## What you should do
State the number of lines in the material below that contain the word "Sign", without any other text.
=-=-=-=-=
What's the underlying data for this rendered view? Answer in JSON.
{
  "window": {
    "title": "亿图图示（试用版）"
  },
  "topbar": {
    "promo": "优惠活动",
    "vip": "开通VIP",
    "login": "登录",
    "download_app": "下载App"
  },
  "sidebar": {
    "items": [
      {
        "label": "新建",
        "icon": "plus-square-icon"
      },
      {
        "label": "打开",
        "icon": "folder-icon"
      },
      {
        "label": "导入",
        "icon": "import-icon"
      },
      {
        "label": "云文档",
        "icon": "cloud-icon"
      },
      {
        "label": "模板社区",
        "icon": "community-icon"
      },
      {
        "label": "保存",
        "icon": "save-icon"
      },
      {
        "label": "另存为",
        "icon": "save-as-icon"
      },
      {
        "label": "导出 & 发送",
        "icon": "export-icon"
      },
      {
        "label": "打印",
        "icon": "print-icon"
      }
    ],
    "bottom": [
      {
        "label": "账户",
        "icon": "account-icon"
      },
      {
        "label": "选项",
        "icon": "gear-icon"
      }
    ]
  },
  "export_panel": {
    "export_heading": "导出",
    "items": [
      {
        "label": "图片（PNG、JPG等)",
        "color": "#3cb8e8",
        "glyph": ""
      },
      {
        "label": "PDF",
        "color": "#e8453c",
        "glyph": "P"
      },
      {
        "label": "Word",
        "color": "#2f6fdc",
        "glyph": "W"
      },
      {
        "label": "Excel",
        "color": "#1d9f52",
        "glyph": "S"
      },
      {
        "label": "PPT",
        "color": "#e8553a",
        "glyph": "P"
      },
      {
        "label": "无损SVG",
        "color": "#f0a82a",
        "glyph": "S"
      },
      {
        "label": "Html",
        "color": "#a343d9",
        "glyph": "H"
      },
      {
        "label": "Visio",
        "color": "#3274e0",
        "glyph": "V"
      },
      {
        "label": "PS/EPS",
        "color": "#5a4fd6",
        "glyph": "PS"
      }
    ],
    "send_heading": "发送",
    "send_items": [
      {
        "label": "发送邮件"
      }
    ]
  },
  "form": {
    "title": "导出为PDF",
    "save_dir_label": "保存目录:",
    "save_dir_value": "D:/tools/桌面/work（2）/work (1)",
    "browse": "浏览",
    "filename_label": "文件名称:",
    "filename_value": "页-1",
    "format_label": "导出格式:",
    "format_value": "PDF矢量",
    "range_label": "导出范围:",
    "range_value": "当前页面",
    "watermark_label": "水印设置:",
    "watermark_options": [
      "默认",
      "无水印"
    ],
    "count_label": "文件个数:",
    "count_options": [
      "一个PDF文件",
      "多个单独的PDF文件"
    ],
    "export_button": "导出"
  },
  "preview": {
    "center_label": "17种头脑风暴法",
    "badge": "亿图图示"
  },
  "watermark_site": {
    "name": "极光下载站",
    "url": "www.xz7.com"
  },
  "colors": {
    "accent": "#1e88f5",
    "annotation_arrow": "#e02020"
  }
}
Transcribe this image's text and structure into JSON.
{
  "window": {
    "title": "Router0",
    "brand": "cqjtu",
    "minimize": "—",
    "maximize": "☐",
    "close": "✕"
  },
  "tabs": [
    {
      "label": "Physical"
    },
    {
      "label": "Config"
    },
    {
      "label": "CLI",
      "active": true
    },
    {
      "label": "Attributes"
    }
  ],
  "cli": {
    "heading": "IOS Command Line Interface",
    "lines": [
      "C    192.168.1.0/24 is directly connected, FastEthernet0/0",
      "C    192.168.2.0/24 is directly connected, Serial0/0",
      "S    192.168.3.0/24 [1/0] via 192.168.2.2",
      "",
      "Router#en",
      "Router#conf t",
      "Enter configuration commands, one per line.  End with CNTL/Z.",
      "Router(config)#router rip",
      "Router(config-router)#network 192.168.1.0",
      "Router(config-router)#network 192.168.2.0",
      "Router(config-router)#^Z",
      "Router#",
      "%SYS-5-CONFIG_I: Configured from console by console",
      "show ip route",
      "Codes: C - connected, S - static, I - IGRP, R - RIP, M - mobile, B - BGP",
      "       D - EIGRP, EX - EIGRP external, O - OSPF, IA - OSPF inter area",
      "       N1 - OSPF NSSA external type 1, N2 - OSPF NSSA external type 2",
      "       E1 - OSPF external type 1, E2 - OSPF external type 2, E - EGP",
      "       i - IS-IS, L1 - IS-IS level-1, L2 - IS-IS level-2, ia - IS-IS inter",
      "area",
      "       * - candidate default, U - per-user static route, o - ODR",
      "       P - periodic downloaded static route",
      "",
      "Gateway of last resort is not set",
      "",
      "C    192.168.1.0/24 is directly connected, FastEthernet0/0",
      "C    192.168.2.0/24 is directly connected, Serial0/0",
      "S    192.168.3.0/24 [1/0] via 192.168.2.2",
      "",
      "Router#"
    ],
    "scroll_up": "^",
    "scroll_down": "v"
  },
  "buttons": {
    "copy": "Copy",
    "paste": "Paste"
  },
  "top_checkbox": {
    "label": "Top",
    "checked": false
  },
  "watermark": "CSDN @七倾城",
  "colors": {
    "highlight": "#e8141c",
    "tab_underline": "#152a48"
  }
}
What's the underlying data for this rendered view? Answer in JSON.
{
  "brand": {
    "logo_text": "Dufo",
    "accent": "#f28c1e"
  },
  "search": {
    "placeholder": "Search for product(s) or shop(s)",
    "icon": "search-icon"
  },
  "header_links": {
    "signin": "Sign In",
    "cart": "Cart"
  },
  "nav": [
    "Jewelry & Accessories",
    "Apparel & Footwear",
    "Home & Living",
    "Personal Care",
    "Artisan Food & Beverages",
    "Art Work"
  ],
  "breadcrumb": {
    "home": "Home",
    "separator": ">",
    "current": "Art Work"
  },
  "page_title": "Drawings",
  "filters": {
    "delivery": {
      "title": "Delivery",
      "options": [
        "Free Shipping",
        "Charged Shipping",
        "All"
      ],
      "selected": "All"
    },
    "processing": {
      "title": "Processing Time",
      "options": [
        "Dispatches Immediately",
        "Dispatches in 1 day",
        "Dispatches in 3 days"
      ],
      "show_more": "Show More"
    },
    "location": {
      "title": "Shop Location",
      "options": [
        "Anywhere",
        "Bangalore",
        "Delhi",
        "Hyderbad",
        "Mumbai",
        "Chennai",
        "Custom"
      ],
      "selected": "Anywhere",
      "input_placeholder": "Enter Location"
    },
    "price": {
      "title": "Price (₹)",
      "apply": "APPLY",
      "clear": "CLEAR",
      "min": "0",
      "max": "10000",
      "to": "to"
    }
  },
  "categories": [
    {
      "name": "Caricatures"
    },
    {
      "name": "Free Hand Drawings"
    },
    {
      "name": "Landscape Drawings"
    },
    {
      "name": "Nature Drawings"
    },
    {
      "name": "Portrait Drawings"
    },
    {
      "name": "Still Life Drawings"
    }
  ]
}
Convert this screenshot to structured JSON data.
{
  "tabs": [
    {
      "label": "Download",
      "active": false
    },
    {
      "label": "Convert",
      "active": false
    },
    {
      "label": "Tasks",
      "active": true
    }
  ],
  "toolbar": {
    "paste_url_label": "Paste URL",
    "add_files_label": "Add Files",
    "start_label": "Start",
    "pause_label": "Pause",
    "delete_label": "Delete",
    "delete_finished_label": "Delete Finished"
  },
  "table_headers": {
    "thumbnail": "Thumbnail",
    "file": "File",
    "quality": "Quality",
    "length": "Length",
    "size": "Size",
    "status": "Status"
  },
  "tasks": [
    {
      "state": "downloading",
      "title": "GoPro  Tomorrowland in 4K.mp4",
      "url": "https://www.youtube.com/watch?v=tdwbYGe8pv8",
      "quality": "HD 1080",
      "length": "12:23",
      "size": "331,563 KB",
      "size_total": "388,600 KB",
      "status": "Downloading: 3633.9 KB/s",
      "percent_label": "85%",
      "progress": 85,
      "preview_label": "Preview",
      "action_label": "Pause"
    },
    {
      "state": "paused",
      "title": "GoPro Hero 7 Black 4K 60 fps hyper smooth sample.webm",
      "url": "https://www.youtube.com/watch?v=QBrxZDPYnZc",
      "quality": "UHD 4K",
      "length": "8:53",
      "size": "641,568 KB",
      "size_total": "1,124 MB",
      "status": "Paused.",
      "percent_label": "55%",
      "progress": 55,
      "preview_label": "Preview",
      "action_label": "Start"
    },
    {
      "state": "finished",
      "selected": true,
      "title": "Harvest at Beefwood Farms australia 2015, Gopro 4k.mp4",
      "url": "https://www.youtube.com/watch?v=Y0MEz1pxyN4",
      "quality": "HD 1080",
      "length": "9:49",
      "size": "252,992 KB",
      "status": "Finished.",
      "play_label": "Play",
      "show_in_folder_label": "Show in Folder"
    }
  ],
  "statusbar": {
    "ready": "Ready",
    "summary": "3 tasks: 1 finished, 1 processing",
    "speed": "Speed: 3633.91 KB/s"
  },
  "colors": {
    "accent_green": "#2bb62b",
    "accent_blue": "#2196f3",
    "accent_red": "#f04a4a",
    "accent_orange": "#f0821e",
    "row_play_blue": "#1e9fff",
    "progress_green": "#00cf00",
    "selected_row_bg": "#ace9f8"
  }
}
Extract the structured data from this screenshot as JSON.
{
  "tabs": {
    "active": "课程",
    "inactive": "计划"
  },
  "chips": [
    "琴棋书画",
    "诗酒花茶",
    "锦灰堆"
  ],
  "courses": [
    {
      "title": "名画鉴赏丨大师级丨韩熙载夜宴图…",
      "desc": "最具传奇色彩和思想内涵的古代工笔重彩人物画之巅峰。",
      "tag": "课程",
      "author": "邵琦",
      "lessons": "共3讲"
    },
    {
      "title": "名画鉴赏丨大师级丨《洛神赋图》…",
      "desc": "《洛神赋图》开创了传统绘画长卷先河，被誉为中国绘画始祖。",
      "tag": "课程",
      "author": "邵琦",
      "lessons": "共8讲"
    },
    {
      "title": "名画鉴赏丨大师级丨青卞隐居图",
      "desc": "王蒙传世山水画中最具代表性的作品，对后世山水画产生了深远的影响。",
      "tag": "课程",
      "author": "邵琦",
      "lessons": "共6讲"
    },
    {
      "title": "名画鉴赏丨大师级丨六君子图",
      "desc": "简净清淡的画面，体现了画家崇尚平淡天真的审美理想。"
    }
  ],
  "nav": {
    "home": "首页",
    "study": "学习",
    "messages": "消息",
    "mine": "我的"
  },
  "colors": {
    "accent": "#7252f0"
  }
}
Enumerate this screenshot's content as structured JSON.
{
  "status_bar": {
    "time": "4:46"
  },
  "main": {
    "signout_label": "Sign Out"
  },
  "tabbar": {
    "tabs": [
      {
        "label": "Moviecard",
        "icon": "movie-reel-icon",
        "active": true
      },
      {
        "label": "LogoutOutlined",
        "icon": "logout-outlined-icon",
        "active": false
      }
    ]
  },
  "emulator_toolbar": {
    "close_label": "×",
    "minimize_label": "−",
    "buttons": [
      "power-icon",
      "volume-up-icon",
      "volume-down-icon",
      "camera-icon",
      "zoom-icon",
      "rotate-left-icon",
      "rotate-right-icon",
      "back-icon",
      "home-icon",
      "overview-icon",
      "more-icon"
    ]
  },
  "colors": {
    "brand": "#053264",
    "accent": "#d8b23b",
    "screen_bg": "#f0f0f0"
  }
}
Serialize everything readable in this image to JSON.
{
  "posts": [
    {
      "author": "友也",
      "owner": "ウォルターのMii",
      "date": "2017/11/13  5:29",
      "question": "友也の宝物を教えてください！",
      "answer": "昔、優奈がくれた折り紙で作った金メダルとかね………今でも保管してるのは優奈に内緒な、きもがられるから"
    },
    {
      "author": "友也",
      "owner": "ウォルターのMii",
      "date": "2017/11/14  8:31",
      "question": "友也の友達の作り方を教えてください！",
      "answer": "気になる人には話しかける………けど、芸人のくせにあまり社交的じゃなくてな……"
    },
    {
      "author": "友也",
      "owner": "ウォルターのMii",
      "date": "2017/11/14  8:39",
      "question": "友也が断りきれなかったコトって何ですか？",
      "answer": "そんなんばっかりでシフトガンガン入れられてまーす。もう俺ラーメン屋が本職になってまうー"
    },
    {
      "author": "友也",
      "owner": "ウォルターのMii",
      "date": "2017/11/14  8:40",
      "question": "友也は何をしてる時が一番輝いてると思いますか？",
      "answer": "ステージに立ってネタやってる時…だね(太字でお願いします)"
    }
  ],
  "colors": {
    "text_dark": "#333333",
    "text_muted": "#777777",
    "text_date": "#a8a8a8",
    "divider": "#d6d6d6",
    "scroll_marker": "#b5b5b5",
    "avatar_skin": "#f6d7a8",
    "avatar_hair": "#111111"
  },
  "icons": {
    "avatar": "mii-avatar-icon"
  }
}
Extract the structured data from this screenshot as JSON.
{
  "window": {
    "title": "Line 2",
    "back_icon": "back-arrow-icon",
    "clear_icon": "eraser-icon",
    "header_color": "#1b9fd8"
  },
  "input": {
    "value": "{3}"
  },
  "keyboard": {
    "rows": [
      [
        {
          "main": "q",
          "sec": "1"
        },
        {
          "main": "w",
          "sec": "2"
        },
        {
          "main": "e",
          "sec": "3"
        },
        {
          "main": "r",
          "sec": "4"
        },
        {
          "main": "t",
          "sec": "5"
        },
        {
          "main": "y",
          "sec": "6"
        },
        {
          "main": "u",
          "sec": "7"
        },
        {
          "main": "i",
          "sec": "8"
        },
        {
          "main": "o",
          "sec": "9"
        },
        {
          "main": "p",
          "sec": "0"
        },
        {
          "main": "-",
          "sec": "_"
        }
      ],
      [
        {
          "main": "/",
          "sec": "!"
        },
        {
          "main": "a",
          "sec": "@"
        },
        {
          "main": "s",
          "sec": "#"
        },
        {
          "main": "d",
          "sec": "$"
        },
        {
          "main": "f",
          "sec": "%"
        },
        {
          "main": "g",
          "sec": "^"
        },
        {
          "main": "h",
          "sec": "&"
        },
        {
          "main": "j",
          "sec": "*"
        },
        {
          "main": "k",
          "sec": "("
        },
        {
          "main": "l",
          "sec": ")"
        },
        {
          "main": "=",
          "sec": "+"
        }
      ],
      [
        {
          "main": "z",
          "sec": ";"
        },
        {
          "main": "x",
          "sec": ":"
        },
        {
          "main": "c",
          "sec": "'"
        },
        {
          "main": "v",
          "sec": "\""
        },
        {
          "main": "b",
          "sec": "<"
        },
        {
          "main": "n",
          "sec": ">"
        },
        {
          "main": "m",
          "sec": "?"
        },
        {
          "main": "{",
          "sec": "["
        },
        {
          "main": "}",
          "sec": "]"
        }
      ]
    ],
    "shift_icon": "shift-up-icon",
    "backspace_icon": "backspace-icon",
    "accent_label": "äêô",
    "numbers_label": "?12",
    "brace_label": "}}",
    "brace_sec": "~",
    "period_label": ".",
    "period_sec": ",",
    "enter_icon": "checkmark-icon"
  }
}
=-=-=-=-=
## Response to the exercise
2